‘While the ‘Big Balloon’ may deflate at times, at others, it is crammed full of musical energy, ready to burst.’
Listening to Dutch Uncles is like entering a world where little makes sense. It is confusing, complex and full of twists and turns, and it would seem this is entirely the intention. I mean, who really wants to listen to predictable music all the time? I certainly don’t and as you’ll find out, ‘Big Balloon’ is far from what we have come to expect from pop music today.
In an almost metaphorical way, the title track ‘Big Balloon’ creates a sense of joy and full on enjoyment similar to what a young child may feel when finding a balloon to play with for the first time. However soon after this, rock influenced guitar riffs and extremely catchy vocal hooks combine together, giving you the sense that with this album you may need to expect the unexpected.
Moving onto Track 2 ‘Baskin’, a similar rocky feel is created but the lyrics are nowhere near as catchy and to be honest, the way they sit in the mix certainly gives the impression of the instruments being the star of the track. This style of mix can also be heard in Track 3 ‘Combo Box,’ however, the lyrics are slightly more centre stage this time and keep you guessing as to what will come next. Equally, the same can be said for the accompanying music which jumps between the previous styles but with the introduction of at least two others and going into Track 4, ‘Same Plane Dream,’ you realise you have two options: continue listening to a musical version of organised chaos or switch off.

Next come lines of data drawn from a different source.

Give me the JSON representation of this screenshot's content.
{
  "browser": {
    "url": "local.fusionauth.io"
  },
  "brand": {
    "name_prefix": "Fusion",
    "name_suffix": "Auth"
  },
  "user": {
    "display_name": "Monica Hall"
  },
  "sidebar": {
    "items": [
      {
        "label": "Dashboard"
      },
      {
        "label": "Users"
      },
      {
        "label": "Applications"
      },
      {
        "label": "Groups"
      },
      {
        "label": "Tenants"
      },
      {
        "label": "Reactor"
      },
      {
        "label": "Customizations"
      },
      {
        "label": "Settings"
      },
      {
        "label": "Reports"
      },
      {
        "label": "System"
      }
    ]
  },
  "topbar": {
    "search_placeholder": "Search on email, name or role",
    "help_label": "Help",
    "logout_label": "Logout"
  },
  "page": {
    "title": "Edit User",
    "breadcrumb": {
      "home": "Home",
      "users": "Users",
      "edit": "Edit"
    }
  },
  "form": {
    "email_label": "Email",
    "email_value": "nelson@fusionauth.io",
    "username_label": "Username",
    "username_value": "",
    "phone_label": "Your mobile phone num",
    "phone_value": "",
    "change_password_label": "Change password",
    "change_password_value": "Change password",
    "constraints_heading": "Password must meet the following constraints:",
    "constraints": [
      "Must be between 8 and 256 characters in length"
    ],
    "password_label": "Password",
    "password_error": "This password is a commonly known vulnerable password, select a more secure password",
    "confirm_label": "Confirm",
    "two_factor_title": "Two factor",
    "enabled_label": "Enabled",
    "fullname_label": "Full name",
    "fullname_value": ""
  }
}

Being musically open, I chose the former and actually, once you adjust to the fact there will be a plethora of surprises to catch you out, the musical chaos begins to make sense. Unexpectly, this mental change makes you realise that what Dutch Uncles are doing is actually really clever. This is especially the case in the opening of the track as there isn’t a clear beat due to heavily syncopated synth bass riffs which only disappear to make way for a highly unexpected chorus in 4/4. It’s a true highlight.
Reaching the halfway point, Track 5 ‘Achameleon’ yet again shows how diverse Dutch Uncles’ influences are. The introduction this time isn’t a rock inspired one, but one with a slightly jazzy feel. This atmosphere – created by the piano chord riff – gives you the impression that the track may not be as full on as everything before it, and in another surprise, this is exactly the case. Featuring only a piano, a cello and a solo vocal line, the track is very sparse and it is only when an unexpected pizzicato violin melody is combined with scat inspired vocals that you realise it is from the same artist.
Moving into the second half of the album, Track 6 ‘Hiccup’ features similar ideas to the previous tracks, such as funk style guitar riffs and the use of heavy syncopation but the style influences are even wider. I actually lost count of how many there were and while I may have been close to getting auditory indigestion, it is a great track. Following this Dutch Uncles we hear Track 7 ‘Streetlight’, which introduces us to minimalism. The use of this influence in the opening – which is highly reminiscent of Steve Reich’s New York Counterpoint – is brilliantly effective and the use of cross-panned repeating ideas help to conjure up the image of busy roads.
Unfortunately, the same can not be said as we get into the final few tracks with Track 8 ‘Oh Yeah’ or Track 9 ‘Sink’ seeming to not really add anything to the album and be rather forgettable. Thankfully, the final track ‘Overton’ sees a return of all the best bits from the tracks that precede it making you realise that while the ‘Big Balloon’ may deflate at times, at others, it is crammed full of musical energy, ready to burst.
To find more of Dutch Uncles’ music and listen to the tracks mentioned visit: http://dutchuncles.co.uk/